He’ll be much missed by many in this parish.
He was one of my favourites. I hope he’s found out if there are any Dyson spheres out there. I’m not sure if he held out much hope for an afterlife. He was brought up in a Christian household and never rejected the idea of a creator god but, as with everything else, he had some contrarian views about it. Ironically, for one not attached to the idea he had an interesting take on “the problem of evil” should the universe turn out to have been created by an all-powerful god. His solution was a “law of maximum diversity” which …
“operates at both the physical and the mental level. It says that the laws of nature and the initial conditions are such as to make the universe as interesting as possible. As a result, life is possible but not too easy. Always when things are dull, something turns up to challenge us and to stop us from settling into a rut. Examples of things which made life difficult are all around us: comet impacts, ice ages, weapons, plagues, nuclear fission, computers, sex, sin and death. Not all challenges can be overcome, and so we have tragedy. Maximum diversity often leads to maximum stress. In the end we survive, but only by the skin of our teeth.”
I’d like to think he’s out there finding out just how interesting the universe is.
Some more from Scott Aaronson:
With Dyson’s passing, the scientific world has lost one of its last direct links to a heroic era, of Einstein and Oppenheimer and von Neumann and a young Richard Feynman, when theoretical physics stood at the helm of civilization like never before or since. Dyson, who apparently remained not only lucid but mathematically powerful (!) well into his last year, clearly remembered when the Golden Age of science fiction looked like simply sober forecasting; when the smartest young people, rather than denouncing each other on Twitter, dreamed of scouting the solar system in thermonuclear-explosion-powered spacecraft and seriously worked to make that happen.
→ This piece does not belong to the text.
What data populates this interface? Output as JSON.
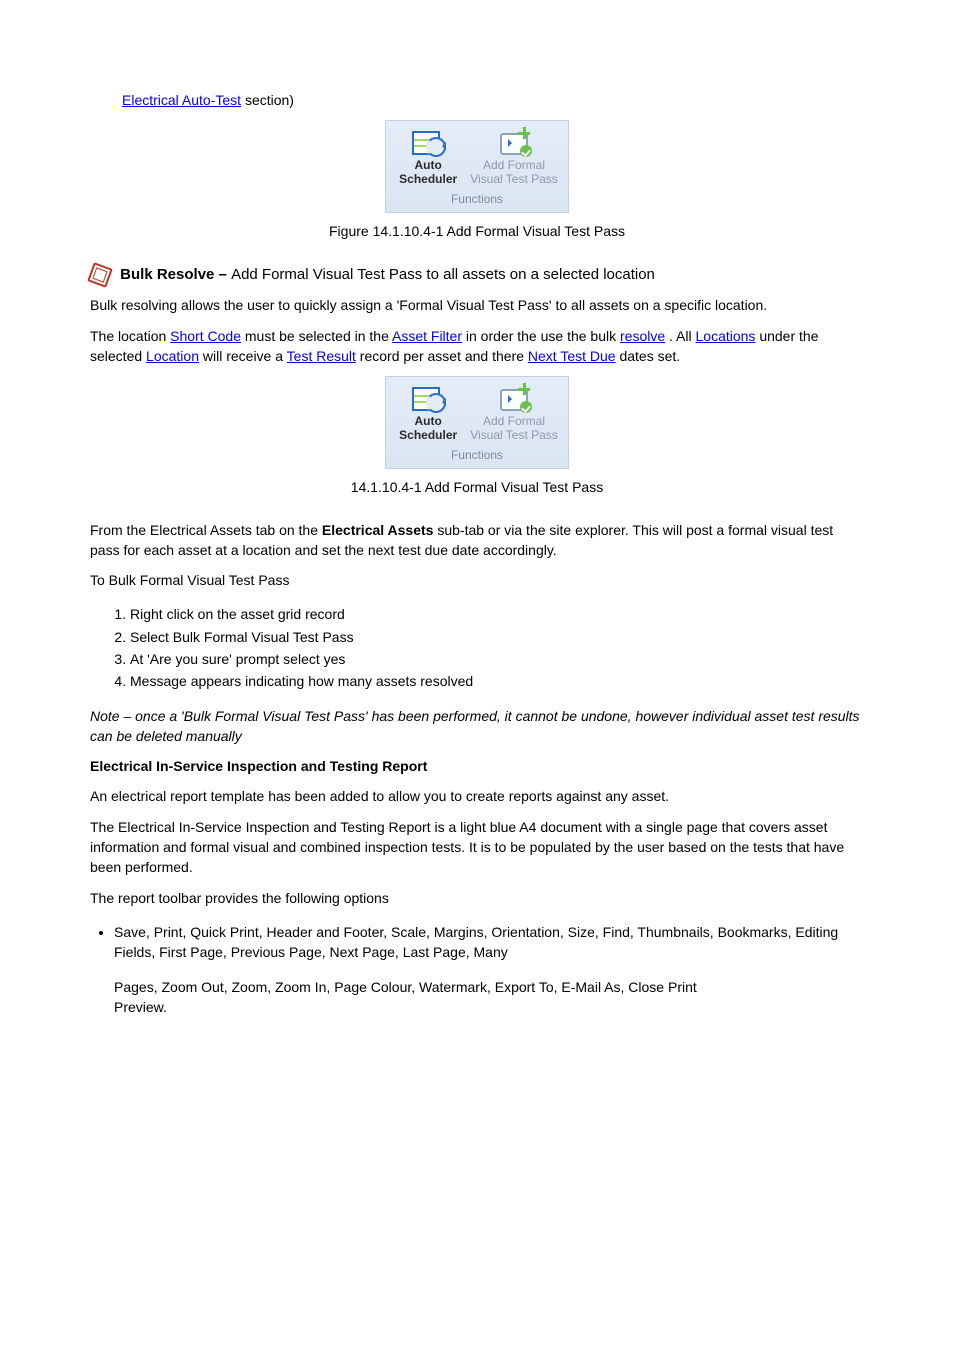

I watched him in the past, maybe it was a Ted talk. This is sad news. An intellectual giant, dreamer and visionary. Who might we be talking about like this twenty or forty years from now?